[DATA EXTRACTS — start]

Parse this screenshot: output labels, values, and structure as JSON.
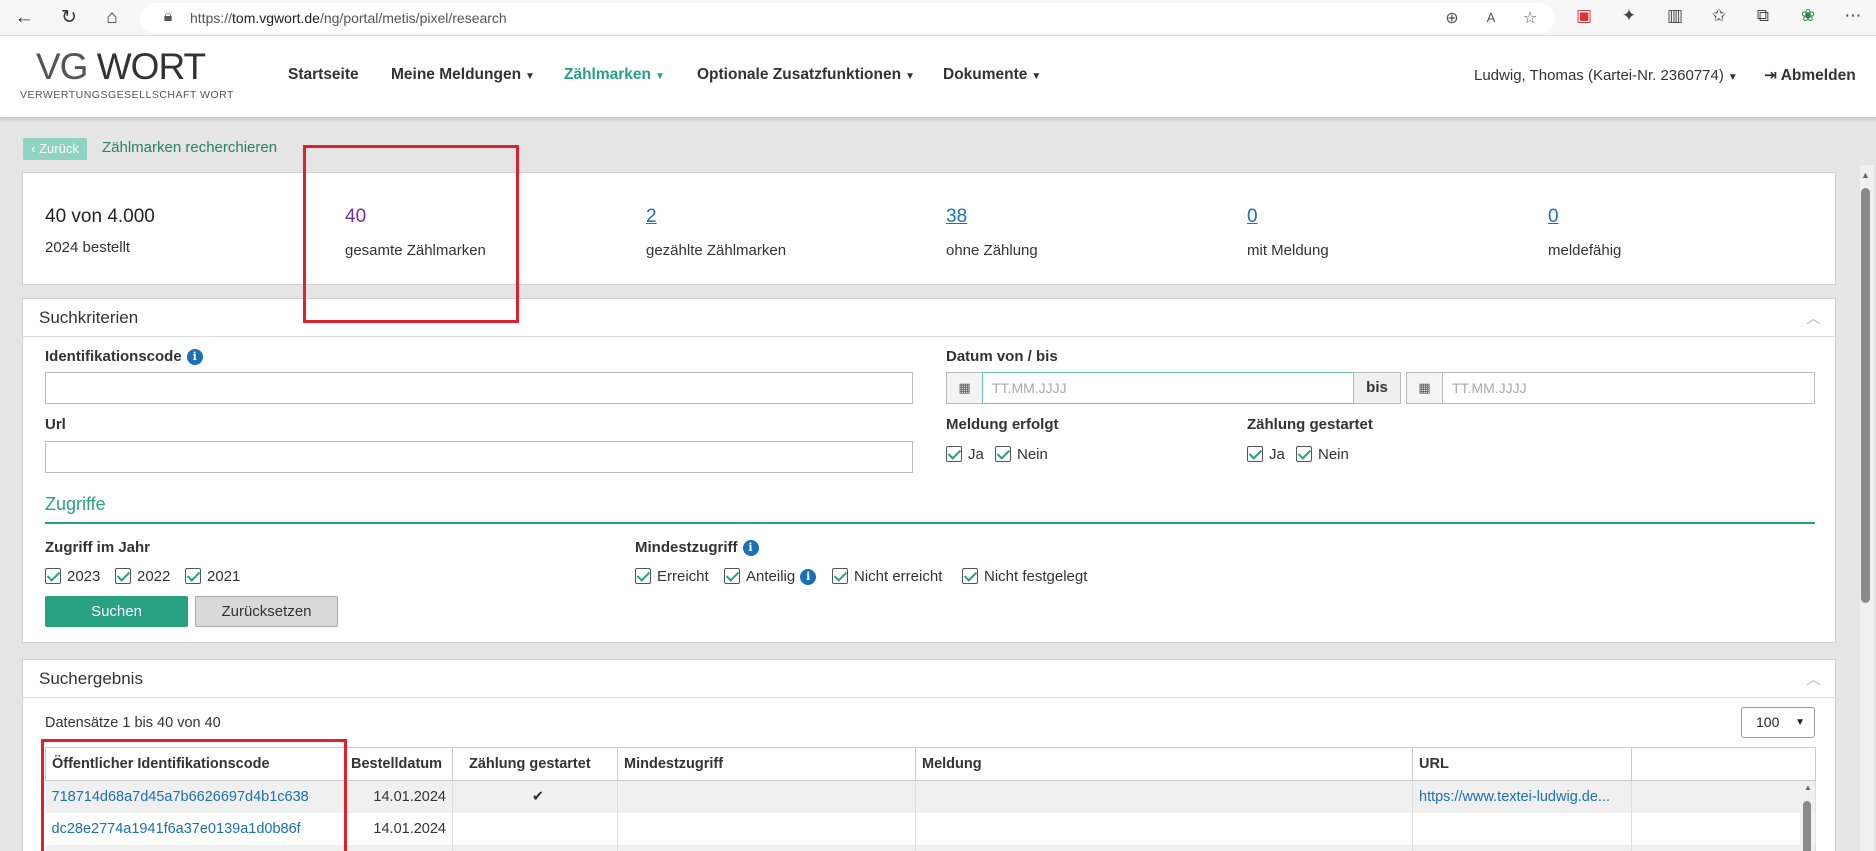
{
  "browser": {
    "url_prefix": "https://",
    "url_domain": "tom.vgwort.de",
    "url_path": "/ng/portal/metis/pixel/research"
  },
  "header": {
    "logo_vg": "VG",
    "logo_wort": "WORT",
    "logo_sub": "VERWERTUNGSGESELLSCHAFT WORT",
    "nav": [
      "Startseite",
      "Meine Meldungen",
      "Zählmarken",
      "Optionale Zusatzfunktionen",
      "Dokumente"
    ],
    "user": "Ludwig, Thomas (Kartei-Nr. 2360774)",
    "logout": "Abmelden"
  },
  "breadcrumb": {
    "back": "Zurück",
    "current": "Zählmarken recherchieren"
  },
  "stats": {
    "ordered_value": "40 von 4.000",
    "ordered_label": "2024 bestellt",
    "items": [
      {
        "value": "40",
        "label": "gesamte Zählmarken"
      },
      {
        "value": "2",
        "label": "gezählte Zählmarken"
      },
      {
        "value": "38",
        "label": "ohne Zählung"
      },
      {
        "value": "0",
        "label": "mit Meldung"
      },
      {
        "value": "0",
        "label": "meldefähig"
      }
    ]
  },
  "search": {
    "title": "Suchkriterien",
    "id_label": "Identifikationscode",
    "url_label": "Url",
    "date_label": "Datum von / bis",
    "date_placeholder_from": "TT.MM.JJJJ",
    "date_bis": "bis",
    "date_placeholder_to": "TT.MM.JJJJ",
    "meldung_label": "Meldung erfolgt",
    "meldung_options": [
      "Ja",
      "Nein"
    ],
    "zaehlung_label": "Zählung gestartet",
    "zaehlung_options": [
      "Ja",
      "Nein"
    ],
    "zugriffe_title": "Zugriffe",
    "zugriff_jahr_label": "Zugriff im Jahr",
    "years": [
      "2023",
      "2022",
      "2021"
    ],
    "mindest_label": "Mindestzugriff",
    "mindest_options": [
      "Erreicht",
      "Anteilig",
      "Nicht erreicht",
      "Nicht festgelegt"
    ],
    "search_button": "Suchen",
    "reset_button": "Zurücksetzen"
  },
  "results": {
    "title": "Suchergebnis",
    "count_text": "Datensätze 1 bis 40 von 40",
    "page_size": "100",
    "columns": [
      "Öffentlicher Identifikationscode",
      "Bestelldatum",
      "Zählung gestartet",
      "Mindestzugriff",
      "Meldung",
      "URL",
      ""
    ],
    "rows": [
      {
        "code": "718714d68a7d45a7b6626697d4b1c638",
        "date": "14.01.2024",
        "counted": "✔",
        "min": "",
        "meldung": "",
        "url": "https://www.textei-ludwig.de..."
      },
      {
        "code": "dc28e2774a1941f6a37e0139a1d0b86f",
        "date": "14.01.2024",
        "counted": "",
        "min": "",
        "meldung": "",
        "url": ""
      }
    ]
  }
}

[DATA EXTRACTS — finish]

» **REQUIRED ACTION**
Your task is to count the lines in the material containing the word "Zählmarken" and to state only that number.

» **EXERCISE RESULT**
4